For some older women, going long periods of time without eating may worsen their ability to perform daily functions. Consult with your health care provider before deciding if IF is right for you.

Avoiding muscle loss/sarcopenia

As we age, we tend to lose muscle mass. If you're undereating and underexercising, it can speed up your rate of muscle loss, causing a loss of strength. If IF is used inappropriately or if you're not giving your body enough calories and protein, it could lead to increased muscle loss. Following a low-protein, insufficient-calorie diet could also harm bone health by decreasing bone density21

In order to avoid muscle loss and keep their bones healthy, women over 50 should follow a higher-protein diet and incorporate resistance training into their routines. Experts suggest22 that older adults should consume between 0.54 and 0.68 gram of protein per pound per day, which is much higher than the current recommended dietary allowance (RDA)23

Incorporating strength-training exercises into your day is also important for preventing muscle loss and keeping your bones strong and resistant to fracture. If you don't have the strength or energy for resistance training while doing IF, it's a sign you should stop fasting.


In order to ease age-related muscle loss, women 50+ should make sure to eat plenty of dietary protein and do regular strength training exercises.


What is the best type of intermittent fasting for women over 50?

There's no one "best" type of fasting for women over 50, but methods like 16:8 and modified ADF seem to be effective for promoting weight loss and improving other aspects of health like blood lipid levels and insulin resistance in early research.

Can menopausal women lose weight with intermittent fasting?

Yes, research shows that certain methods of IF, like 16:8 and modified ADF, could promote fat loss. However, it's still unclear if fasting is more effective for weight loss in women over 50 compared to just eating fewer calories.

How many hours should a woman over 50 do intermittent fasting?

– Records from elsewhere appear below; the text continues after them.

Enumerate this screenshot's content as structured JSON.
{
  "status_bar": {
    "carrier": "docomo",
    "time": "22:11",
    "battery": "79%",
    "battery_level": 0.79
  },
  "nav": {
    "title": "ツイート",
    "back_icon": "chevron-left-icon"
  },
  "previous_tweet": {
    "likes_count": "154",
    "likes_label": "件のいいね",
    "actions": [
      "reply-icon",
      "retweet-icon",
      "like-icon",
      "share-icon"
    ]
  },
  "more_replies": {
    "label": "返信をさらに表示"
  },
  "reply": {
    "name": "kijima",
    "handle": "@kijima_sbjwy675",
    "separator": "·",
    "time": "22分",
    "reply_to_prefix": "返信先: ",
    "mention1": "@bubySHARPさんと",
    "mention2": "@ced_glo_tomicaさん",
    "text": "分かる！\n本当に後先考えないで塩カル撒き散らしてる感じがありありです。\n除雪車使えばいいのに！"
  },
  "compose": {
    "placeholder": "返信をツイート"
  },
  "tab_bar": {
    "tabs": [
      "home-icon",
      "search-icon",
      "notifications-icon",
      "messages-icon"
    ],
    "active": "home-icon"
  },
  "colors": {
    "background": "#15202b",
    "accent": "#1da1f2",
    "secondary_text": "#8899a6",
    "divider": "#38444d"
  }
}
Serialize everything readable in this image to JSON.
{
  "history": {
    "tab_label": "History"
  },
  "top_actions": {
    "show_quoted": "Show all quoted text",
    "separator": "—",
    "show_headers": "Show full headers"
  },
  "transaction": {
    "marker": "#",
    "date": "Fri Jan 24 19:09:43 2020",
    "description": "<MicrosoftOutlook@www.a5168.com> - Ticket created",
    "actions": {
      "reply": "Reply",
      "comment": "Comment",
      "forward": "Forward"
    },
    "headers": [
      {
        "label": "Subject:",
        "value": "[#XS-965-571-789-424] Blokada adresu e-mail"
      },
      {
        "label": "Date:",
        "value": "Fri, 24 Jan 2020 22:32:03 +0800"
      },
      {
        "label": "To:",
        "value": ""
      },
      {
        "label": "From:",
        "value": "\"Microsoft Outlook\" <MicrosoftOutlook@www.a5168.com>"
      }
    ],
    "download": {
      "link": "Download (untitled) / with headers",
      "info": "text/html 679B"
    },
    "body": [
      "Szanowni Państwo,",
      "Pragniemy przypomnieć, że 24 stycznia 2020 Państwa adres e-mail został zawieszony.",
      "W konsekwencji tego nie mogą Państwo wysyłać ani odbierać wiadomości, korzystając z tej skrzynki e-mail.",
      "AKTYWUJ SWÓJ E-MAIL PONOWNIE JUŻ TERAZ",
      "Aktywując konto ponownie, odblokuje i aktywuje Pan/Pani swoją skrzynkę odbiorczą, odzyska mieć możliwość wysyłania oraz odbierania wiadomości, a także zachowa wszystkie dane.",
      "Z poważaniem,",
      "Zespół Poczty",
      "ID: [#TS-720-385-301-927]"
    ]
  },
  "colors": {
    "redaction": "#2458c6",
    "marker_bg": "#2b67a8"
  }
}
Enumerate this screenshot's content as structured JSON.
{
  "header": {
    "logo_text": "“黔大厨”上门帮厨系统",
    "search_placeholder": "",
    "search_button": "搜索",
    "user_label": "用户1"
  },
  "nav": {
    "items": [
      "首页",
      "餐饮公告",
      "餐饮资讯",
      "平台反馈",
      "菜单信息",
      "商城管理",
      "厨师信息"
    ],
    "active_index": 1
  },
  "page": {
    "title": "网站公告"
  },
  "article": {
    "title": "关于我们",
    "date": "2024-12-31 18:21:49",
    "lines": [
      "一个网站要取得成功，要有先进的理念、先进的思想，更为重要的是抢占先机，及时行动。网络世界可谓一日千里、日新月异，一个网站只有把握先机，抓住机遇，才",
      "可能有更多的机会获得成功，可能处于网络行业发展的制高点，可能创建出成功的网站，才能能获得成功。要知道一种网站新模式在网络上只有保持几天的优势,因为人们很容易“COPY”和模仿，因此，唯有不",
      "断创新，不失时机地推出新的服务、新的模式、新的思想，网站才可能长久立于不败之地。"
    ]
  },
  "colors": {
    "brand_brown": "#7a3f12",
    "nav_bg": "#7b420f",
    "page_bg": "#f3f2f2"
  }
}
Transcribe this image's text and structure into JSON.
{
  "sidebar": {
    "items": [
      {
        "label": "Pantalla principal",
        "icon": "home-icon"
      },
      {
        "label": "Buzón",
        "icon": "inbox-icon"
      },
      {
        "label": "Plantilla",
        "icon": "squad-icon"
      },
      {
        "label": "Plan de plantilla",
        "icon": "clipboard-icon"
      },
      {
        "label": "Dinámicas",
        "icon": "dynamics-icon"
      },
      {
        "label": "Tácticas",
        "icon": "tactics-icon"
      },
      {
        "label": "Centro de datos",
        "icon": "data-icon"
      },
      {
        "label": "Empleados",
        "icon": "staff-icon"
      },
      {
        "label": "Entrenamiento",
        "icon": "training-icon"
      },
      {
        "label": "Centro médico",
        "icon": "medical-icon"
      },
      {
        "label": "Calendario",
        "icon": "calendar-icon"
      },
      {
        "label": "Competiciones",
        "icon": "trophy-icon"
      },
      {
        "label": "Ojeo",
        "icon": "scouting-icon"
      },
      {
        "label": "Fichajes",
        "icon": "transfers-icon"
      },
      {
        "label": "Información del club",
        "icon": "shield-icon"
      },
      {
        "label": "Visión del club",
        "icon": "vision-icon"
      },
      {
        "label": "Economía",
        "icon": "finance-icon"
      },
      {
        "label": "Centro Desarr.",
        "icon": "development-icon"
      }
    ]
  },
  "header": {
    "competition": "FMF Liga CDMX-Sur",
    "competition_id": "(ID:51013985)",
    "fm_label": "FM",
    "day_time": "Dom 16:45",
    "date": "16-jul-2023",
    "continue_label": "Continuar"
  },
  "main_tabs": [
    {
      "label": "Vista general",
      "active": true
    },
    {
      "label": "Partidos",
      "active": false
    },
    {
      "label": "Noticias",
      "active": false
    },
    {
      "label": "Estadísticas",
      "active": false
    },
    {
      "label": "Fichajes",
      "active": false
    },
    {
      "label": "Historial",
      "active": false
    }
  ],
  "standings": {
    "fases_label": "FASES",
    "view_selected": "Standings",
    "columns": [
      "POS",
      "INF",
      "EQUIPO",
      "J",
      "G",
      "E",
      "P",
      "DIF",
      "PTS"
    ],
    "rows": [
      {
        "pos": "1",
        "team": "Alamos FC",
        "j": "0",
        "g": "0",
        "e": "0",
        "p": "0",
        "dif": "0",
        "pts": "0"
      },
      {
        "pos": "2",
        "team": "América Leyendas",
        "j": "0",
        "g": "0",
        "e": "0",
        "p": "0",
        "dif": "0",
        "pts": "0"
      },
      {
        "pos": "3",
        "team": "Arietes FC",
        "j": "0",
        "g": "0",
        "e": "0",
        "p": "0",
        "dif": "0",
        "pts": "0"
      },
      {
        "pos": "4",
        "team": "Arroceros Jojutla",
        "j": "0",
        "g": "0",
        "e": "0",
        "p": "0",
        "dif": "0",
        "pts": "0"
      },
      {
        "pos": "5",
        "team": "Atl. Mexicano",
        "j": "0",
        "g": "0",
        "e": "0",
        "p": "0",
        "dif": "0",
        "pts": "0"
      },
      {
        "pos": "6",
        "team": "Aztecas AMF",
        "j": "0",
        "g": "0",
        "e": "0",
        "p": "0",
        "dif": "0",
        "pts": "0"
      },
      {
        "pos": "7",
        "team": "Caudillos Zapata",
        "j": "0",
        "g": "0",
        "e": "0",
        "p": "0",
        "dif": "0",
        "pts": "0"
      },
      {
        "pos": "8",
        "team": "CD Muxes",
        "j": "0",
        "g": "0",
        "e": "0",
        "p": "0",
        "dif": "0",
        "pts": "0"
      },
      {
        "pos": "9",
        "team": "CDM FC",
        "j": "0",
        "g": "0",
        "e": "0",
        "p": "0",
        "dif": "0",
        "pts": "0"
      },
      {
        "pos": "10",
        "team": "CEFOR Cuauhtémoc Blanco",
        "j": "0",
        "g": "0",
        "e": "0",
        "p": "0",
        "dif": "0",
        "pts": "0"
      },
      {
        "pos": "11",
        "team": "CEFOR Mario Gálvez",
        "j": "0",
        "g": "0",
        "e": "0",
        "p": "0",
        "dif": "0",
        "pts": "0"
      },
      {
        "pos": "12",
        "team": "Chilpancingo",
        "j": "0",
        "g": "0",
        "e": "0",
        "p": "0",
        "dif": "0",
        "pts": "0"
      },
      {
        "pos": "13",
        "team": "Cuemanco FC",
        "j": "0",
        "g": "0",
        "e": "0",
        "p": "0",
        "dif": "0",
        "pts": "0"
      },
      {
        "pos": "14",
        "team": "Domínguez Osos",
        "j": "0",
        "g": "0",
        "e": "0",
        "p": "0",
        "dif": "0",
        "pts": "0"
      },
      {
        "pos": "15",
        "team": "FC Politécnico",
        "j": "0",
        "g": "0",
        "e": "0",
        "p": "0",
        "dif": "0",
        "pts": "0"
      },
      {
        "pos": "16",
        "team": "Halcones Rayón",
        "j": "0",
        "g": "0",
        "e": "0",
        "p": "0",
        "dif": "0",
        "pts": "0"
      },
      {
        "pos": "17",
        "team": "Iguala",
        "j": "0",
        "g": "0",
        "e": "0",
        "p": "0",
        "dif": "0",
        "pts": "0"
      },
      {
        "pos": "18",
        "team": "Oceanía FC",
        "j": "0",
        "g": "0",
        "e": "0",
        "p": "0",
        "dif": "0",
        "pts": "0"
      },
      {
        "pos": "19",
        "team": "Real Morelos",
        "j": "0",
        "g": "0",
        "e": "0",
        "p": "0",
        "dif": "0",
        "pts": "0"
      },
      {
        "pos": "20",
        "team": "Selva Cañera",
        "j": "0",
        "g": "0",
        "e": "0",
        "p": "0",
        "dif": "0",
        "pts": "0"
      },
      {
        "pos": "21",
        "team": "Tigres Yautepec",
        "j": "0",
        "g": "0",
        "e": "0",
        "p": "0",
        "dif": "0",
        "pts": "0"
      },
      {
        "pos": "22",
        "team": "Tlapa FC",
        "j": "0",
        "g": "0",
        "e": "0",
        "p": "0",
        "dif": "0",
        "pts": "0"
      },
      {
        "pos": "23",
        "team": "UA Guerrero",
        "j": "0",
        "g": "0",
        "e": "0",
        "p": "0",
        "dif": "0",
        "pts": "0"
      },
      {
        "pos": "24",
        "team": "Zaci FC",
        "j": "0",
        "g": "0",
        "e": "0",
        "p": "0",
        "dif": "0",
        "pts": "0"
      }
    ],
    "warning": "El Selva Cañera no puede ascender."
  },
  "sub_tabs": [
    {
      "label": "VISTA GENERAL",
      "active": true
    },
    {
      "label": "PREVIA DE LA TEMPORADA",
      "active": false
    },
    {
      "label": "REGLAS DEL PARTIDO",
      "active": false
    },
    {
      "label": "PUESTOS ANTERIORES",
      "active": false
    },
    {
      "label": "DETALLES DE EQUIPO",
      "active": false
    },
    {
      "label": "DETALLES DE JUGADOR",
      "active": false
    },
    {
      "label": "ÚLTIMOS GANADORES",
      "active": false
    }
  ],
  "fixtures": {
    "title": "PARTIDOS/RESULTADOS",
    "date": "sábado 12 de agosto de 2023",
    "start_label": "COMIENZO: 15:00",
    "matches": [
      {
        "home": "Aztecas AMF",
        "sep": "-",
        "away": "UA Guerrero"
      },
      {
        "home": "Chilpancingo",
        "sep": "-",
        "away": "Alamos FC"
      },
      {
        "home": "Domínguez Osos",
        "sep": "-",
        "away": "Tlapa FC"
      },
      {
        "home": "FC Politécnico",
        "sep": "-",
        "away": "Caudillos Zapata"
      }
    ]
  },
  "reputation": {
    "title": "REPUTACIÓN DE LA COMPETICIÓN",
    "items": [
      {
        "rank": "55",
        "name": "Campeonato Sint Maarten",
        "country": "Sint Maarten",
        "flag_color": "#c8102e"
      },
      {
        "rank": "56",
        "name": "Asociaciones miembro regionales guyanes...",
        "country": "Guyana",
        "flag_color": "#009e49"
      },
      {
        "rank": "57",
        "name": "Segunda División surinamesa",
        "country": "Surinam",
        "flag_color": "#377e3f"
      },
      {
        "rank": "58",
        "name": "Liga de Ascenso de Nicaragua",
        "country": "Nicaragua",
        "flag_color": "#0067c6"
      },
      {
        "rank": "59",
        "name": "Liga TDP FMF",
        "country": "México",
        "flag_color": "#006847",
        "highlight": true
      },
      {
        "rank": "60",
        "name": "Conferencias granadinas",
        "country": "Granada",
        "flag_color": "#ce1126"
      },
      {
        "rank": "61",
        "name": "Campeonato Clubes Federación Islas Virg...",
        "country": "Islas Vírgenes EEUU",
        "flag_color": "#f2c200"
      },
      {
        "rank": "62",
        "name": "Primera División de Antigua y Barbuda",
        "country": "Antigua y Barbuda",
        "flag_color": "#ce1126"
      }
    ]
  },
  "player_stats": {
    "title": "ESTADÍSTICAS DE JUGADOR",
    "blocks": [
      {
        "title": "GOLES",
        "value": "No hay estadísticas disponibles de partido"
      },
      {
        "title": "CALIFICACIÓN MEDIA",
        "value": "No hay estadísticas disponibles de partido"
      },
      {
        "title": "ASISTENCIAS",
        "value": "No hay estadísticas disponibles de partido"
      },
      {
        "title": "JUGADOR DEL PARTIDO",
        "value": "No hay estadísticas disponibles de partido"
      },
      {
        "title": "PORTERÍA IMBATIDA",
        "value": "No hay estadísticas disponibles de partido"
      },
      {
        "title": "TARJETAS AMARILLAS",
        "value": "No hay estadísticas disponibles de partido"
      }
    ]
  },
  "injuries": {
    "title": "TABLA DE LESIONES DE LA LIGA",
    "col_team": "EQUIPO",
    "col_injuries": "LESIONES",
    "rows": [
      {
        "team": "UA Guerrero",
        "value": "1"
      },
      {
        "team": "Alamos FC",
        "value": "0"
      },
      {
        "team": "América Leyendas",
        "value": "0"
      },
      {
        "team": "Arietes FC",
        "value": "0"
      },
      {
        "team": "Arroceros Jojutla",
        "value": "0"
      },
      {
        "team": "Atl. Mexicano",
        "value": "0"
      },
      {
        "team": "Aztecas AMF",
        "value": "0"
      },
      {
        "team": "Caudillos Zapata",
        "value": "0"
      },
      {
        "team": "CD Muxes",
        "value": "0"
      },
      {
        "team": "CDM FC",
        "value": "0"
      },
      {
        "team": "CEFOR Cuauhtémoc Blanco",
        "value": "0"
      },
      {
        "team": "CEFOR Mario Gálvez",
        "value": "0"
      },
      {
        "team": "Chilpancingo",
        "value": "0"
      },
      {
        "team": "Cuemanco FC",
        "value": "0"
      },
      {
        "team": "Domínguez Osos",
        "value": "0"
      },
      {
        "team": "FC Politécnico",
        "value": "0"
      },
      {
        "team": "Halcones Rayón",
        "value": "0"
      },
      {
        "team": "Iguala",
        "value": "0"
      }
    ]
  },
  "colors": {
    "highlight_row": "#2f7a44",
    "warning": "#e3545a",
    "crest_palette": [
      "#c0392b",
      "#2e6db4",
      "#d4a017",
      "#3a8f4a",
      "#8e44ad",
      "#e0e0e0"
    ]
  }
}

Most fasting studies that have included women over 50 used time-restricted eating patterns that involve going 16 to 20 hours without food. Dunston recommends starting on the lower end of that spectrum.

"It might be easier to start with a method where one only goes without food and nutritive liquids for a portion of a day, like eight hours. That's usually much easier to accomplish and also reap the health benefits of fasting," she says.

The takeaway

Women over 50 can experience symptoms related to aging and menopause like weight gain and increased blood lipid levels. Although research on IF methods in this population is limited, some evidence suggests that IF patterns like 16:8 and modified ADF may improve certain aspects of health in older women, including body weight, insulin resistance, and LDL cholesterol. Just be sure to talk to your health care provider first, as IF isn't a safe or appropriate choice for everyone. And remember: Fasting is most effective when paired with an otherwise nutritious eating pattern.

Jillian Kubala, M.S., R.D. author page.
Jillian Kubala, M.S., R.D.
Registered Dietitian

Jillian Kubala, MS, RD is a Registered Dietitian based in Westhampton, NY. She holds a master's degree in nutrition from Stony Brook University School of Medicine as well as an undergraduate degree in nutrition science.

In addition to her private practice where she uses a unique and personalized approach to help her clients achieve optimal wellness, she works as a freelance writer and editor and has written hundreds of articles on nutrition and wellness for top digital health publishers.

Jillian and her husband have a backyard farm where they grow their own food and keep chickens. She runs a small cut flower business specializing in organically grown dahlias.